Receiving a six year WASC Accreditation was the result of hardworking professionals whose leadership and dedication guided our schools process and kept the focus on the care and education of Coalinga High School students,” said Coalinga High School PrincipaI Margo Perkins.  “I look forward to continuing to work with the Leardership Team and staff to make CHS the best school it can be.



This Wasp Kills Black Widow spiders!

The Blue Mud dauber preys upon Black Widow spiders. Nice!

The Blue Mud dauber preys upon Black Widow spiders. Nice!

This is the second metallic green insect that I have found in my backyard over the last few days.  Chalybion californicum is the scientific name of the Blue Mud Dauber. I was lucky to snap a shot of it because they are lightning fast! They range in darkness and in color from blue to green.

Chalybion californicum

Chalybion californicum

Not only do Blue Mud Daubers prey upon Black Widow spiders, but this beauty was kind enough to pause briefly for a photo.  Come back any time little buddy!







Science Daily

Here is one of my favorite website for science articles.


Science Daily is a great website for keeping up on the latest science and finding science related articles. As you have probably experienced, students are not always very experience in evaluating the credibility of internet sources. Some nice features are:
1) All articles are second-source reports published only in reputable, peer-reviewed science journals.
2) The articles are categorized and sub-categorized to easily find topics of interest.
3) At the end of each article is a citation that can be automatically formatted in APA or MLA style.
4) There are a variety of RSS feeds to choose from, such as health, technology, environment, etc…

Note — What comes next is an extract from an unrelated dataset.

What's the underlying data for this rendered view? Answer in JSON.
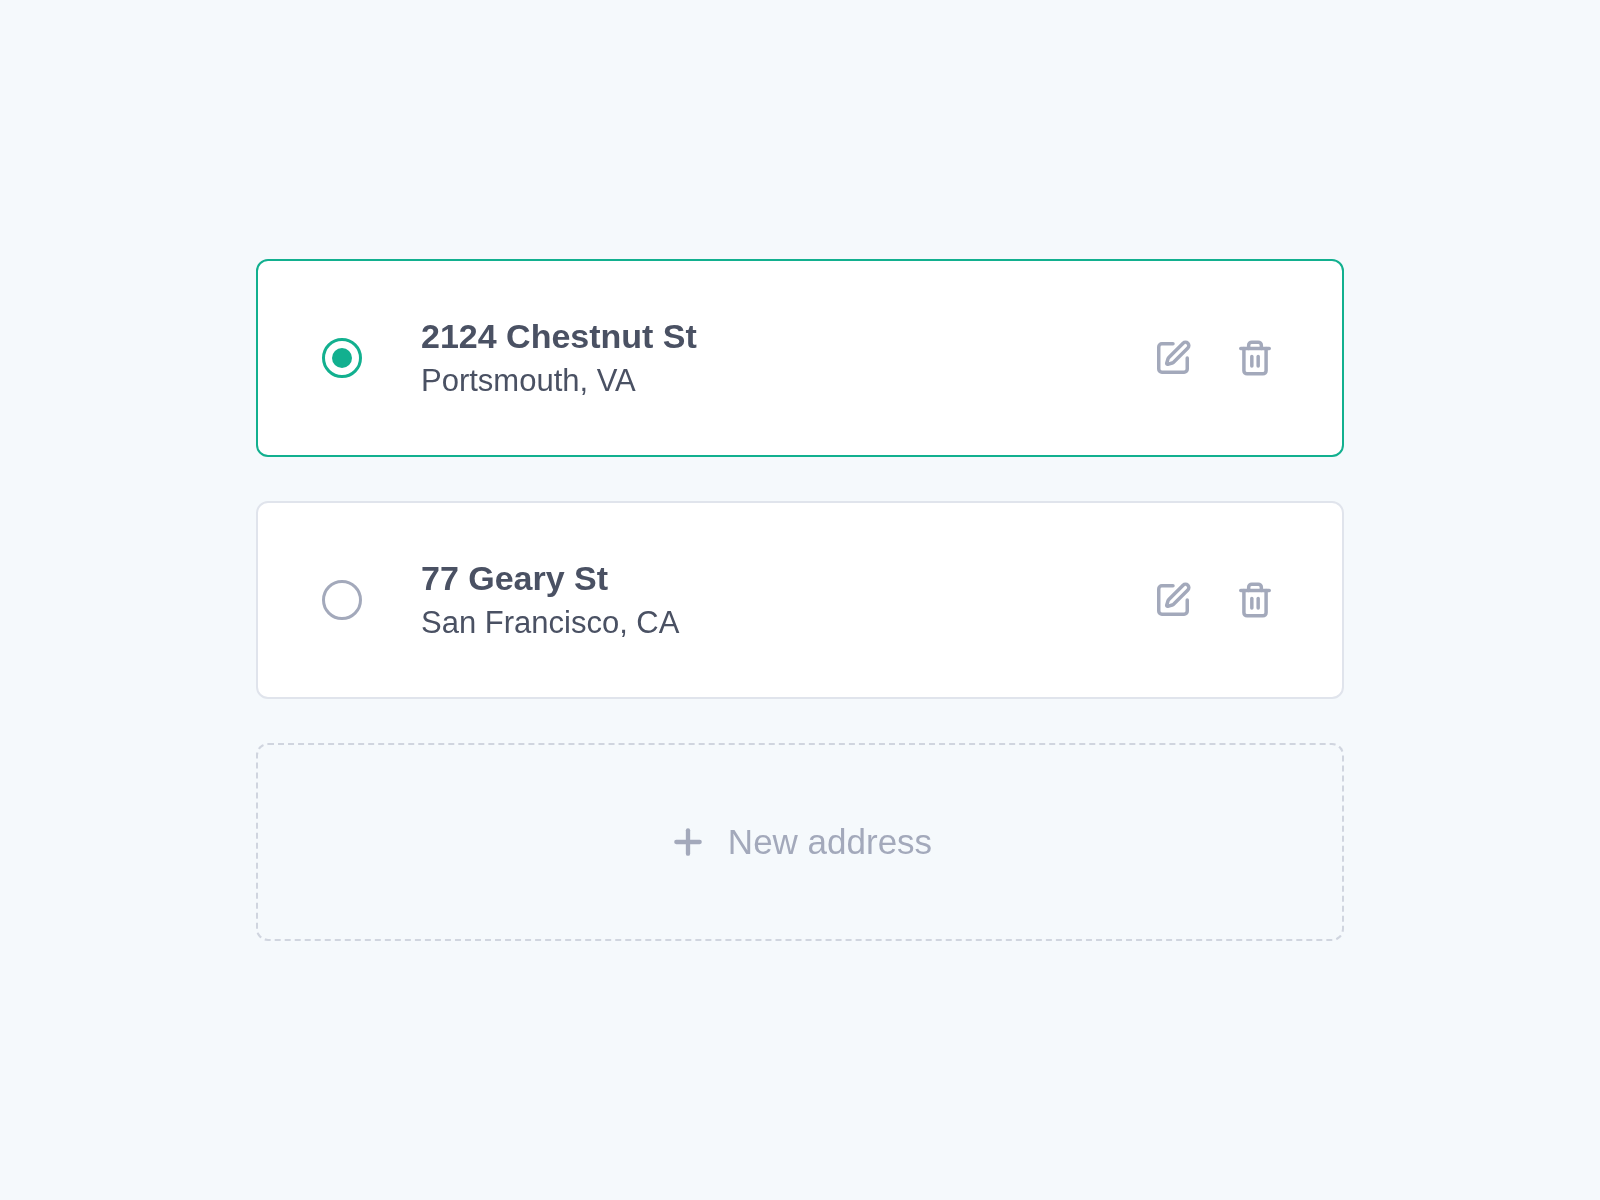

Mr. Sexton

Updated: July 4, 2014 — 2:58 pm

Match the Molecule

Here are images (DON’T READ THE CAPTIONS YET!) of three important biological macromolecules.

One of them is a nucleic acid.

One of them is a protein (the most abundant protein on Earth!).

One of them is a little bit of both, a ribonuceoprotein.

Can you guess which one is which before you read the captions?

Protein ribbon structure of Rubisco

Rubisco is the nickname of the protein Ribulose-1,5-bisphosphate carboxylase oxygenase

Over the course of evolutionary time, regions of the ribosome in different species have been added while conserving the functional core.

Over the course of evolutionary time, regions of the ribosome in different species have been added while conserving the functional core.

The molecular structure of DNA is like a twisted ladder.

The double helix structure of deoxyribonucleic acid, or DNA, is like a twisted ladder where the sides of the ladder are composed of sugar and phosphate units linked by covalent bonds, and the rungs of the ladder are made of the four nitrogenous bases linked by hydrogen bonds.

Study Reveals Evolution of the Ribosome in New Detail

What good is DNA without a ribosome?  Considering how the ribosome has changed over the last 4 billion years gives insight to the crucial nature of its role in biology, the unity of all life, and the process of evolution.

In the new study, Williams and Research Scientist Anton Petrov compared three-dimensional structures of ribosomes from a variety of species of varying biological complexity, including humans, yeast, bacteria and archaea. The researchers found distinct fingerprints in the ribosomes where new structures were added to the ribosomal surface without altering the pre-existing ribosomal core from the last universal common ancestor.140630164012-large

For a video on the origins and evolution of the ribosome, visit:

Adventures in WordPress

Hello World.  Welcome to my new website that is currently being developed using WordPress.  WordPress is open-source software (that means FREE!) that allows website novices like me to build and maintain a full-featured websites with little or no coding knowledge.  I am currently enrolled in a course through The Heritage Institute titled Build Your Website Now! instructed by Michael Boll of  Hopefully this course will lead to a great website for my students and their parents!

Updated: July 1, 2014 — 8:28 pm
Mr. Sexton's Science Outpost © 2014 Frontier Theme